02/27/2014 08:37 pm ET Updated Apr 29, 2014

Confessions of a Brown Gentrifier

I am a brown person. I am biracial (African-American and white), but others often see me as Latina. I currently live in an area of Harlem where the dominant language is Spanish. On the outside I blend in more than I ever have in my entire life. When I walk through my neighborhood, people assume I am one of them. When I go into the grocery store, people speak Spanish to me (reminding me how shortsighted I was not to learn Spanish in school), and tourists stop to ask me for directions because I look like I should know my way around.

In spite of appearances, and in spite of the fact that I love my neighborhood for the escape from anxiety-riddled downtown that it provides, I know I don't belong. I am a gentrifier. I am one of the people living in a completely renovated, more-expensive unit in an apartment building filled with mostly older, rent-controlled units.

I frequently find myself wondering about my place in my neighborhood, and about gentrification generally. I understand the arguments in favor of gentrification: better grocers, more attention from the city, greater safety, better schools, etc. But as Spike Lee recently pointed out, it should not take gentrification for these changes to happen. Gentrification does not mean discovery; as Spike put it, "People already live here." Although the rent prices in the rest of the city tell me that Harlem is where I belong, I can't help but wonder whether my presence adds to the problem of gentrification.

So what happens when a kid like me moves into an existing community like Harlem? Granted, I do not come from wealth, and I live in Harlem first and foremost because it is where I can afford to live as a 24-year-old supporting myself. I have a salaried job because I graduated from a great university, and I'm lucky. That is the only reason I can afford my rent. If I ever fall and need to work as a waitress or bartender, I will have to move somewhere else. I can't shake my discomfort with the knowledge that when the rent-control period runs out, some of the people in my building will be forced out if they can't pay the rent I pay. I also see Columbia University creeping up higher and higher into Harlem with its Hamilton Heights expansion, and I know what that means for my neighborhood: even more change.

When I tell people back home in Texas, or even my friends in downtown Manhattan, that I live in Harlem, there is always an initial recoil and a kind of wide-eyed admiration. I know this stems solely from ignorance. (People living in New York City have told me they've "always wanted to go to Harlem," even though it is a 15-minute train ride away.) People fear what they don't know. Well, I know this neighborhood now, and while I'm still trying to find ways to integrate myself further, I already recognize the cultural, community, and humankind gold mine that is a neighborhood before gentrification. People say hello to each other. People know each other. They take pride in establishing businesses that have nothing to do with American chains and everything to do with their own culture. The thought of that being pushed out of Harlem, out of New York, terrifies me.

What is the benefit of gentrification? Nicer apartments? More money for big realty and business?
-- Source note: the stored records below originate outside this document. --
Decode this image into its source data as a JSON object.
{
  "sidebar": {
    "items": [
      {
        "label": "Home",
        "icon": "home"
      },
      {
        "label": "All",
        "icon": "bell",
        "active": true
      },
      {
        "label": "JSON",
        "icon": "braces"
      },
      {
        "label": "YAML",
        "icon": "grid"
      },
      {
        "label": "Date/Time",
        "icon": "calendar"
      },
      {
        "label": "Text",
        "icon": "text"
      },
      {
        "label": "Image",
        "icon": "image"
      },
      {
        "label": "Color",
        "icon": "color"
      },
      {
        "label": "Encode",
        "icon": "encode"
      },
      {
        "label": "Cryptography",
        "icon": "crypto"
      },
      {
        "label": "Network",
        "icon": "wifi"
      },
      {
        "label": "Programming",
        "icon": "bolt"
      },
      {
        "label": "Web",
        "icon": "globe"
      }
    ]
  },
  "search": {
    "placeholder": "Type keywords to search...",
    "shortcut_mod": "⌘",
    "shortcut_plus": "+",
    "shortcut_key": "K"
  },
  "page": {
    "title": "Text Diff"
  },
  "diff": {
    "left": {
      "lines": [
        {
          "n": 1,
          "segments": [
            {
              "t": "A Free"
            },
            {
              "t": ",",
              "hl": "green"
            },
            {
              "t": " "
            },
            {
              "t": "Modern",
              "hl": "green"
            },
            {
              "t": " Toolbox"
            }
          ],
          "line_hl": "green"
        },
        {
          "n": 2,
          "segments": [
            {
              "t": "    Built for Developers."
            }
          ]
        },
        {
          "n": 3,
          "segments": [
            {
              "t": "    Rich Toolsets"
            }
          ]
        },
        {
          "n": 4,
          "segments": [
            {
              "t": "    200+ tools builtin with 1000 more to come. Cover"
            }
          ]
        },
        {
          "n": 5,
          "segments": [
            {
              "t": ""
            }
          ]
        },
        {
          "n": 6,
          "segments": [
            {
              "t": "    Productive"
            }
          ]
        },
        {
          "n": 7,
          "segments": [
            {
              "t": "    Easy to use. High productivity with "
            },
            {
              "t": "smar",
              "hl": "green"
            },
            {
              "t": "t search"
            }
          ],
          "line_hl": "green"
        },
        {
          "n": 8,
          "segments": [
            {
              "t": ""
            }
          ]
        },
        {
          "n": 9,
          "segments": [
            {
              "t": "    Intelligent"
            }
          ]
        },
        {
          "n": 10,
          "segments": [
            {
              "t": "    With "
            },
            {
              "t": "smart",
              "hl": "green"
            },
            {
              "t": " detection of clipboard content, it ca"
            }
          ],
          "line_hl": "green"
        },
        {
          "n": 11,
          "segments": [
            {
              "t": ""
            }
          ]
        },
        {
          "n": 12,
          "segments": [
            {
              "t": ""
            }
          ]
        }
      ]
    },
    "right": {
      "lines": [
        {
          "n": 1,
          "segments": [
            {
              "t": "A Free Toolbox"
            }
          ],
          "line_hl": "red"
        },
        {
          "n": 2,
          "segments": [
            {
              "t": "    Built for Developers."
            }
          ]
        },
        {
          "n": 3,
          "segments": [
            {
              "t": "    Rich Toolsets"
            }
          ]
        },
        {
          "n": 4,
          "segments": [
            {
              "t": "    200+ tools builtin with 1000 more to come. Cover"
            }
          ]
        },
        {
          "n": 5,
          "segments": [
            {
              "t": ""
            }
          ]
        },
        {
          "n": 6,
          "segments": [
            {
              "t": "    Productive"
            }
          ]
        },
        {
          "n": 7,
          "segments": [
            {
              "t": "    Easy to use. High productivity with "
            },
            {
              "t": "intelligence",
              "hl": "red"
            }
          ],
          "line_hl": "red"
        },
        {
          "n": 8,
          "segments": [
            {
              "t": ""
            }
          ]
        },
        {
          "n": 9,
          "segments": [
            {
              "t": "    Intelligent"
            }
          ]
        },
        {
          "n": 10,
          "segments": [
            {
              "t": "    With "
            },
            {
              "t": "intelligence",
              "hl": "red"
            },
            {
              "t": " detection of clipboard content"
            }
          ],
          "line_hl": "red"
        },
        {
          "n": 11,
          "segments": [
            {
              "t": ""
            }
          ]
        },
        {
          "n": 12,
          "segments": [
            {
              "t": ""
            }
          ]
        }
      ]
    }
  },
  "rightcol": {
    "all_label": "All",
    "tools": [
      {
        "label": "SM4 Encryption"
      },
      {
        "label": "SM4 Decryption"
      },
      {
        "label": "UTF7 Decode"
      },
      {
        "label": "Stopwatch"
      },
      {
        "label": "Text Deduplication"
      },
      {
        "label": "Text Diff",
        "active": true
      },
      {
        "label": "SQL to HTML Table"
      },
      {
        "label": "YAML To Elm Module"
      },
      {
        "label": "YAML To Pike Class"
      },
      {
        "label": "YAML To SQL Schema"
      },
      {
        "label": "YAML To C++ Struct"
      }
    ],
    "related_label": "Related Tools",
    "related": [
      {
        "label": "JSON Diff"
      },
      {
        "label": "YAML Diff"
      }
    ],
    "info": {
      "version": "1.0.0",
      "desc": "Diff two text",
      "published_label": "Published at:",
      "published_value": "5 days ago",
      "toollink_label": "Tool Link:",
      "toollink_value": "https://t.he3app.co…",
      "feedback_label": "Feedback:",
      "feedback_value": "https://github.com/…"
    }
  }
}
That is not worth it to me. What is worth it, what has been worth it for me, is forcing gentrifiers to learn the skill of adaptation. When I first moved into the building, the (very good) opera singer I could hear across the way used to bother me, but now she lulls me to sleep. The sound of kids running back and forth in hallways at 10 p.m. used to drive me crazy (and I found myself questioning the parenting), but now it mostly makes me chuckle as I listen to the developing little humans living next door.

I think what is lost with gentrification is the opportunity for us to learn how to proceed with our new America. Our "melting pot" of a country has always been more of a tossed salad, with different groups staying separate from one another but in the same bowl. Why can't we learn to live with one another instead of in place of one another? Why does white people (or educated brown people) moving in have to mean current residents moving out? This is our chance to change. If wealthy individuals want to live in Fort Greene, how cool would it be for them to make friends with their neighbors living in housing projects across the street? If I live in Harlem, why can't more of my friends move up here without the dynamics of the community transforming completely?

I don't know all the answers here; in fact, I don't really know any. All I know is what I've learned from my place as a new member of a well-established community.